▶ **Exercise goal**
Output every line of the material exactly.

_____

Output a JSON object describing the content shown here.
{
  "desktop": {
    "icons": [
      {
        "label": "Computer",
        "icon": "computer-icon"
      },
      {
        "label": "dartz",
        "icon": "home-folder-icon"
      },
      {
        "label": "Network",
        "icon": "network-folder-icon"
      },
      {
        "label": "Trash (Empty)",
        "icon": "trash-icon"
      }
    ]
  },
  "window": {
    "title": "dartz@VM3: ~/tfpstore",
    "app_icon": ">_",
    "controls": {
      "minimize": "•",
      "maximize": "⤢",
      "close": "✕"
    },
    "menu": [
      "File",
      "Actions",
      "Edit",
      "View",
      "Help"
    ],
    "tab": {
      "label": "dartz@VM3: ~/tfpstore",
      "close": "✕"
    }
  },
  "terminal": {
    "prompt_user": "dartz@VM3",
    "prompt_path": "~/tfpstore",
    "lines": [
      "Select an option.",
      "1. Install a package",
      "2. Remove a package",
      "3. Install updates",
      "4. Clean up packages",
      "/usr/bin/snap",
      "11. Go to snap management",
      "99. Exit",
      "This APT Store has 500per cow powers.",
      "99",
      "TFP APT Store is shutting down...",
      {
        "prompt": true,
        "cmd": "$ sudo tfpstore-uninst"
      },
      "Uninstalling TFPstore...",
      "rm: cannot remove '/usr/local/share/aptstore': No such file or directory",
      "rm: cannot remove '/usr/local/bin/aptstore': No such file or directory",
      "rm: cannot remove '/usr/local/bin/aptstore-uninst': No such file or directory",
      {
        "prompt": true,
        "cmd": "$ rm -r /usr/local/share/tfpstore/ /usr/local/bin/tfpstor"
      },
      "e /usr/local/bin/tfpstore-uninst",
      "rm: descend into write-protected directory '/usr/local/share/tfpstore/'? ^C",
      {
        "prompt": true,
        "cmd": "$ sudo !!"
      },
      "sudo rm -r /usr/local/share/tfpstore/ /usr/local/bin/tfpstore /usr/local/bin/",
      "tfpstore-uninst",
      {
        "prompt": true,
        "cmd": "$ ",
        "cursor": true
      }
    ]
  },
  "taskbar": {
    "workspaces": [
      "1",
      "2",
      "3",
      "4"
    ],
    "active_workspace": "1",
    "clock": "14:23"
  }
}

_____

▶ **Task output**
Output a JSON object describing the content shown here.
{
  "desktop": {
    "icons": [
      {
        "label": "Computer",
        "icon": "computer-icon"
      },
      {
        "label": "dartz",
        "icon": "home-folder-icon"
      },
      {
        "label": "Network",
        "icon": "network-folder-icon"
      },
      {
        "label": "Trash (Empty)",
        "icon": "trash-icon"
      }
    ]
  },
  "window": {
    "title": "dartz@VM3: ~/tfpstore",
    "app_icon": ">_",
    "controls": {
      "minimize": "•",
      "maximize": "⤢",
      "close": "✕"
    },
    "menu": [
      "File",
      "Actions",
      "Edit",
      "View",
      "Help"
    ],
    "tab": {
      "label": "dartz@VM3: ~/tfpstore",
      "close": "✕"
    }
  },
  "terminal": {
    "prompt_user": "dartz@VM3",
    "prompt_path": "~/tfpstore",
    "lines": [
      "Select an option.",
      "1. Install a package",
      "2. Remove a package",
      "3. Install updates",
      "4. Clean up packages",
      "/usr/bin/snap",
      "11. Go to snap management",
      "99. Exit",
      "This APT Store has 500per cow powers.",
      "99",
      "TFP APT Store is shutting down...",
      {
        "prompt": true,
        "cmd": "$ sudo tfpstore-uninst"
      },
      "Uninstalling TFPstore...",
      "rm: cannot remove '/usr/local/share/aptstore': No such file or directory",
      "rm: cannot remove '/usr/local/bin/aptstore': No such file or directory",
      "rm: cannot remove '/usr/local/bin/aptstore-uninst': No such file or directory",
      {
        "prompt": true,
        "cmd": "$ rm -r /usr/local/share/tfpstore/ /usr/local/bin/tfpstor"
      },
      "e /usr/local/bin/tfpstore-uninst",
      "rm: descend into write-protected directory '/usr/local/share/tfpstore/'? ^C",
      {
        "prompt": true,
        "cmd": "$ sudo !!"
      },
      "sudo rm -r /usr/local/share/tfpstore/ /usr/local/bin/tfpstore /usr/local/bin/",
      "tfpstore-uninst",
      {
        "prompt": true,
        "cmd": "$ ",
        "cursor": true
      }
    ]
  },
  "taskbar": {
    "workspaces": [
      "1",
      "2",
      "3",
      "4"
    ],
    "active_workspace": "1",
    "clock": "14:23"
  }
}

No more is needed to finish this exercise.